But the movie owes just as much of its appeal to the screenplay, which Clapin and Guillaume Laurant adapted from Laurant’s acclaimed graphic novel. From its unusual opening premise, it continues to shift in fresh and surprising directions, as leading man Naoufel — whose life ambitions are at odds with his drab routine as a pizza deliveryman — stumbles into an awkward scenario when he takes on a new gig as a mechanic in the quest to get closer to a neighborhood girl. The movie’s understated tone builds to operatic moments with the expressionistic intimacy of a Wong Kar Wai movie, thanks to a large degree by the way the script navigates so many unusual turns.

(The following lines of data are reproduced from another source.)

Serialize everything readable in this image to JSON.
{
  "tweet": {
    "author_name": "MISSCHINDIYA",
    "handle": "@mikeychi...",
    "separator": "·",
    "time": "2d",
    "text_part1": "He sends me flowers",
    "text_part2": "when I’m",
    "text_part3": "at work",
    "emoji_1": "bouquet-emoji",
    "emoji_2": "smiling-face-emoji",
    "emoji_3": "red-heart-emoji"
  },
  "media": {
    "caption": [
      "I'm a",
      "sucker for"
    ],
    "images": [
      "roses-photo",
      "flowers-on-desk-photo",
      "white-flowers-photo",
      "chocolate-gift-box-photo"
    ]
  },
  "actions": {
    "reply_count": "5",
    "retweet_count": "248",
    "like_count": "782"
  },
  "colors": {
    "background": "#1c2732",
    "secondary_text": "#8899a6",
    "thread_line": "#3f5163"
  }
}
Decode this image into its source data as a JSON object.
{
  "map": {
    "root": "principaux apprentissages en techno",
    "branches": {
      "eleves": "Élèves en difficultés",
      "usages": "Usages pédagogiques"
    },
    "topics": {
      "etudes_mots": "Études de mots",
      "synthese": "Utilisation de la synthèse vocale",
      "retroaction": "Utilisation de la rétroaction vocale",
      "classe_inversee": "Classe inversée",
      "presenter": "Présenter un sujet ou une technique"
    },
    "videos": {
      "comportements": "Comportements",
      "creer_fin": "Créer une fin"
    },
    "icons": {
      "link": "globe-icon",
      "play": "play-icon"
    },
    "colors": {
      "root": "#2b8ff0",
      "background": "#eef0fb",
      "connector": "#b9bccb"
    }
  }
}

German director Christian Petzold excels at making complex, moody explorations of the personal toll that large institutional events have for his country’s citizens. “Transit” takes that fixation into a fascinating new setting, with a modern-day alternate history saga in which German political refugee Georg (Franz Rogowski) escapes Paris after fascist forces swarm in. Over the course of this unpredictable dystopian escape story, Georg flees to Marseilles and winds up taking on the identity of a local writer in an attempt to flee to Mexico. Instead, he falls for the writer’s estranged wife and struggles to determine his priorities as the situation in Europe grows increasingly dire.
As with “Barbara” and “Phoenix,” Petzold excels at transforming the suspenseful material into a psychological deep-dive, with a fascinating screenplay adapted from Anna Seghers’ novel that maintains its gripping tone throughout. Guided by the voiceover of a bar owner who remains on the periphery for most of the story, “Transit” doubles as a clever meditation on the way historical events are reduced to the boundaries of recollections. Petzold’s work deserves wider recognition in general, and an adapted screenplay nomination would certainly do the trick, but scrupulous voters might also consider Rogowski’s performance for Best Actor — he’s at once fierce and fragile as a desperate man running out of options.

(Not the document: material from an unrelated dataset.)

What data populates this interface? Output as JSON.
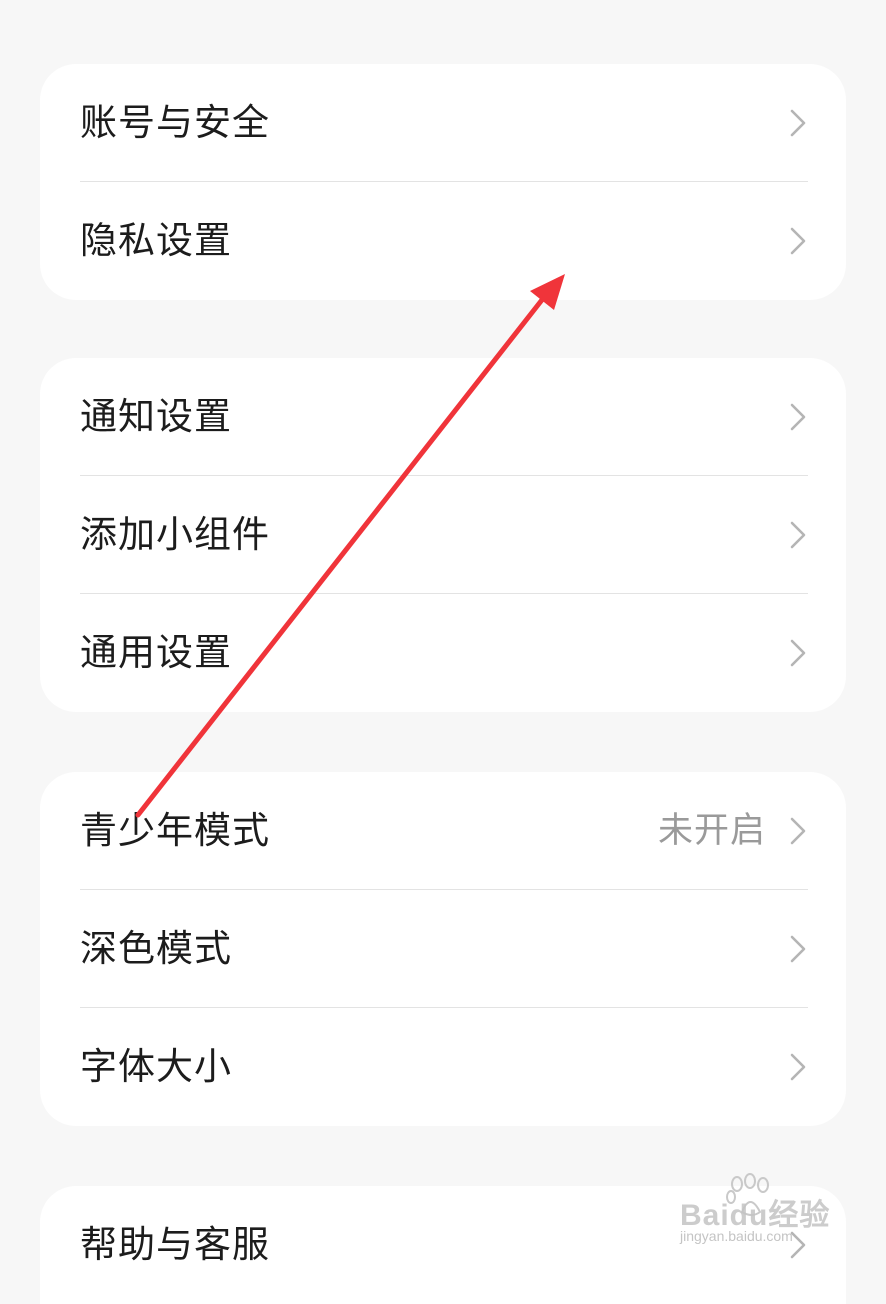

2019 kicked off with one of the best discoveries of the year: Premiering at Sundance, Colombian-born director Alejandro Landes’ mesmerizing look at child soldiers in foggy mountainous terrain, battling against each other and the elements as they sort through a seemingly pointless war, was a cinematic highlight. Landes’ ability to shoot in these remote landscapes yields breathtaking outdoor scenery and some acrobatic camerawork so risky it’s a wonder everyone survived the shoot. But if the backstory to “Monos” suggests an “Apocalypse Now”-level feat of filmmaking ambition, the ensuing narrative is more like a modern-day “Lord of the Flies,” exploring the impulses of young guerrilla fighters from the inside out.
Landes may have a long career ahead of him, but it’s still a shame that “Monos” didn’t make the Oscar shortlist. Academy directors could make up for that by supporting him for Best Director; shockingly, the music branch didn’t shortlist the magical score by “Jackie” composer Micah Levi. A haunting acoustic soundscape that often seems to hover within the mindsets of its characters, Levi’s innovative composition is unquestionably one of the great musical achievements of the past 12 months, and in a just world, she’d land her second nomination this year. No such luck. But “Monos” ought to make its way onto some ballots.